Columbus city Government increases spending with Diverse Suppliers by 50%

Columbus City - Columbus city departments and elected officials increased the rate of spending with minority-, women- or veteran-owned suppliers by 50 percent in 2017 – 12.6 percent of vendor contracts, up from 8 percent to 8.5 percent the prior three years.

The dollar value paid to diverse suppliers – $53 million – increased by 18 percent even as overall vendor spending decreased, resulting in the larger percentage.

"It's important the work we're doing reflects the diversity of this city," Mayor Andrew Ginther said. "The taxpayers and residents of the city of Columbus feel like they have a fair shot to partner with the city and earn business."

And an unknown portion of the increase came from recognizing prior years' spending was more inclusive than the numbers show: Purchasing agents and city officials encouraged existing vendors who were minority-, woman- or veteran-owned businesses to register as such so they could be counted, said Damita Brown, director of the Office of Diversity and Inclusion. (Registration forms are here.)

"We don’t see numbers like this without a strong commitment and strong collaboration with all departments as well as our external partners," Brown said.

The increase happened without any formal policy change or quotas. City leadership has been more "purposeful and intentional" in casting a wider net, Ginther said. In some cases, it requires simply letting diverse small businesses know that bids on city work aren't just for huge corporations.

"Often you continue to do business with the same people over and over again," he said.

The office that spends the most with diverse suppliers is the Department of Public Utilities, which runs water, wastewater and city electric divisions. Even as its overall spending on outside vendors declined by $70 million, spending on diverse suppliers increased by $8 million to $38.7 million, pushing the percentage to 24 percent from 13 percent.

Brown credited the department's outreach to contractors and subcontractors.

"They have taken the RFP evaluation process out of the hands of project managers and into the hands of leadership, who can look at the inclusion efforts on a much broader level," she said.

Ginther's office had the single highest percentage of diverse spending – 81 percent – but most of that is because of one large contract in a small budget for outside vendors. The diversity office, under the mayor's purview, issued a $435,000 contract in April 2017 with Mason Tillman Associates Ltd. to study whether there are racial and gender disparities in the city's procurement process.

City Council last week extended that contract with an additional $250,000. The study was put on hold last year because some federally funded utilities projects had been left out of the data, Brown said.

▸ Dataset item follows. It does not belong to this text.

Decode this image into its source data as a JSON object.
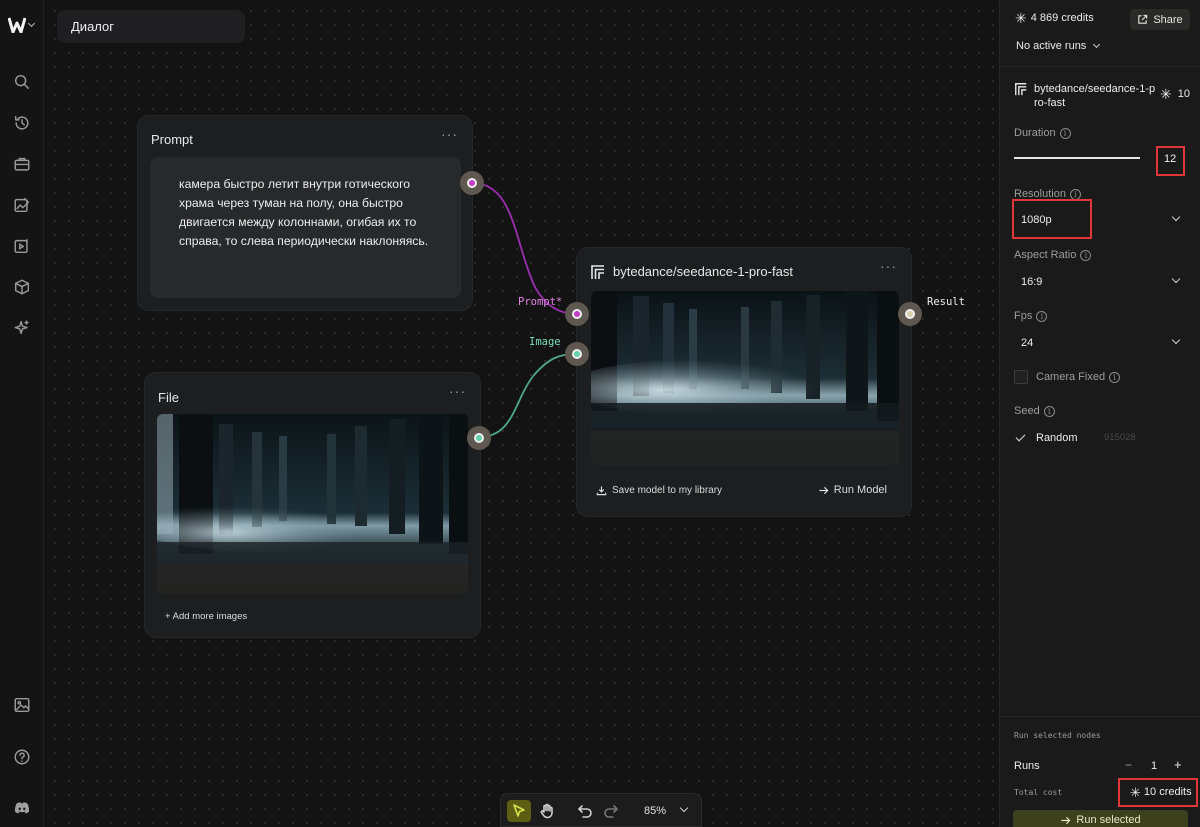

Now the set is complete.

The Oakland, California-based consultants are looking at contracts from before Ginther's term, but what they find will guide recommendations on policy changes.